Sunflower by Gyula Krudy. Translated from the Hungarian by John Batki. Introduction by John Lukacs. New York Review Of Books. $14. ISBN: 9781590171868. 232 pp. Buy it here.
I’m not really sure if a story with a happy ending can be considered unrequited. Actually, by definition it cannot be considered such, but when 99% of a novel consists of anguished half-steps and quiet love-filled desperation I think there can be an exception. Exceptions, after all, are the bread and butter of the unrequited lover.
Sunflower was called to my attention at my old bookstore by the writer of the book’s introduction, historian John Lukacs. Lukacs in fact owns what is generally considered the largest collection of Krudy’s works and manuscripts. Many of these works are unavailable in languages other than the author’s Magyar, and Lukacs hinted at the fact that some of them were unavailable even then.
Krudy, like many great European writers of the last century’s first half, is somewhat lost in the English-speaking world. Think of a literary landscape where Kafka was never canonized and you will understand Krudy’s legacy in translation.
The comparison with Kafka ends there. Krudy’s writing closer resembles that of Proust. That is if Proust was a gambling, hard drinking womanizer with an ironically preserved notion of romanticism. In Sunflower we learn of a Hungarian expression that states that, “Every Hungarian man worth anything will at sometime develop the gout.”
Ah, the painful beauty of hedonistic melancholy.

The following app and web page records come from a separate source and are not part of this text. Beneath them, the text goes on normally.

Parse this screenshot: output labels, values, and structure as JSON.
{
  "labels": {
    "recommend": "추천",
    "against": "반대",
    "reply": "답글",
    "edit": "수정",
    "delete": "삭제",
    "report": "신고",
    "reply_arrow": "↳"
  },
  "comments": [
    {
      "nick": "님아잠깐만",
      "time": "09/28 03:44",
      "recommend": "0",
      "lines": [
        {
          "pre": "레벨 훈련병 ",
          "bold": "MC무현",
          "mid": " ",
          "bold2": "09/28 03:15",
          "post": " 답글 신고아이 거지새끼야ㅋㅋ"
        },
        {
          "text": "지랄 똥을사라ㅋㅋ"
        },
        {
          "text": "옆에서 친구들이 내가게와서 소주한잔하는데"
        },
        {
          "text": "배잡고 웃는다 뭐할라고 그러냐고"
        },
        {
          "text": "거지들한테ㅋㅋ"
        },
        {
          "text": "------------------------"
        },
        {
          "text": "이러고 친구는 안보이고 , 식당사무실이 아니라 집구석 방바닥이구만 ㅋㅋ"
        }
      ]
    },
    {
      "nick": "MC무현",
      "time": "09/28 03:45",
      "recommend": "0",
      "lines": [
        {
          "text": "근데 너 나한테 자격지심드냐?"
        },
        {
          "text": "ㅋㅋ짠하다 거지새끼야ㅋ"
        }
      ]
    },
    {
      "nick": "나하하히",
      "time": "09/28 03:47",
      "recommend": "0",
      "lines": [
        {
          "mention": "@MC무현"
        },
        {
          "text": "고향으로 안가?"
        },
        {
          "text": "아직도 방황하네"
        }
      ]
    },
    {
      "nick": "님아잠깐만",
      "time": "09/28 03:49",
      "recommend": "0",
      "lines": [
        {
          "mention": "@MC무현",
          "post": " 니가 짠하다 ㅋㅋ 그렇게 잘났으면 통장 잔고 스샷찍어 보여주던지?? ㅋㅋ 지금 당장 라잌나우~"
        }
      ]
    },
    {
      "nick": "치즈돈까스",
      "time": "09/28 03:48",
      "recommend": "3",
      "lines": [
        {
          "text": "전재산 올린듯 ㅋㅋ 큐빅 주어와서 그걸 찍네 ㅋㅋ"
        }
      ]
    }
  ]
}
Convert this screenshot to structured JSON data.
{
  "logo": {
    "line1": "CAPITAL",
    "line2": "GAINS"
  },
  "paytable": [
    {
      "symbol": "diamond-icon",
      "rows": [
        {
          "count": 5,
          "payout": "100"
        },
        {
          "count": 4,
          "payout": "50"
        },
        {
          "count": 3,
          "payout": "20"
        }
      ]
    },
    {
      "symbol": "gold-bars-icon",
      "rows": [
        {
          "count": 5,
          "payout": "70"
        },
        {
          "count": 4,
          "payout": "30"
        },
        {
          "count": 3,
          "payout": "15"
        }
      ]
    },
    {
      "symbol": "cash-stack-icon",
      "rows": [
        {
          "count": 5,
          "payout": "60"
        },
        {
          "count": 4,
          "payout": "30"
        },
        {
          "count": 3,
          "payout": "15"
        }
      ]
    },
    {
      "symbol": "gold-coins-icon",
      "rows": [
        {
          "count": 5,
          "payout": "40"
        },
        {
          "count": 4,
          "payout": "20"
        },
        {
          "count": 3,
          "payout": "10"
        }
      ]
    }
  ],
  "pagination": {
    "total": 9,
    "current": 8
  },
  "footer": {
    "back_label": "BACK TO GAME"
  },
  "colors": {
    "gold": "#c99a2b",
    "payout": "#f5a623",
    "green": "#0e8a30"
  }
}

Proust never reminisced about the good old days quite like that.
Sunflower is a dark book. There is nothing sinister about it per se, but at times it can seem strangely macabre, as though it shouldn’t be but somehow is capable of violence. It is a hypnotic work, where sophistication and dignity both wear a double-face of madness and propriety melting passion. Essentially it is a matter of secrets. No matter how reserved the character might seem, Krudy populates their inside with a conflagration of desires that can and will spring forth when given opportunity.
This combination of comportment and passionate longing (both taken to drastic ends) makes for surreal and uneasy humor. The book can literally be dizzying at times and one begins to suspect Krudy capable of actual magic. Sunflower is literally intoxicating.
The protagonist is young Eveline, from a well to do family, who has left city-life to return to the countryside to flee a former lover, the devilish, thieving Kalman. Once in the country she encounters an old friend of her family (who is older than she) who has always carried a torch for her. His name is Almos-Dreamer and he is cut from wonderfully absurd cloth.
Almos-Dreamer is a paragon of Krudy’s vision of Hungarian country gentility: nostalgic, listless, romantic and above all, loyal. It is the last two traits that lend the novel its sense of danger. Loyalty and romanticism can lead a man to many dark ends.
Krudy doesn’t leave this point (likely the novels essential point) to implication. He populates the novel’s last half with his most entertaining character, Mr. Pistoli. The ageing Pistoli takes all of the above traits and takes them all to a fevered extreme, where each one could and should be fatal.
The mustachioed old troublemaker is the kind of melancholic figure that seems alone even when he is carousing. He laments the new men of Hungary and how much of the old ways are lost. Pistoli adds a wonderful quixotic element to the book and like Quixote, his true love is “the way” and it shall never return his adoration if for no other reason than it does not exist as he believes it to. Thus his lonely disposition is evident to all who know to look for it.
Sunflower is a strange and beguiling story where foreign archetypes become familiar. It leaves you desirous of Tokay wine and a full moon, coldly awaiting your anguished howls. Okay, so maybe you won’t necessarily desire the last part.
You’re supposed to though, according to Krudy, and the occasional howl feels good. You should try it.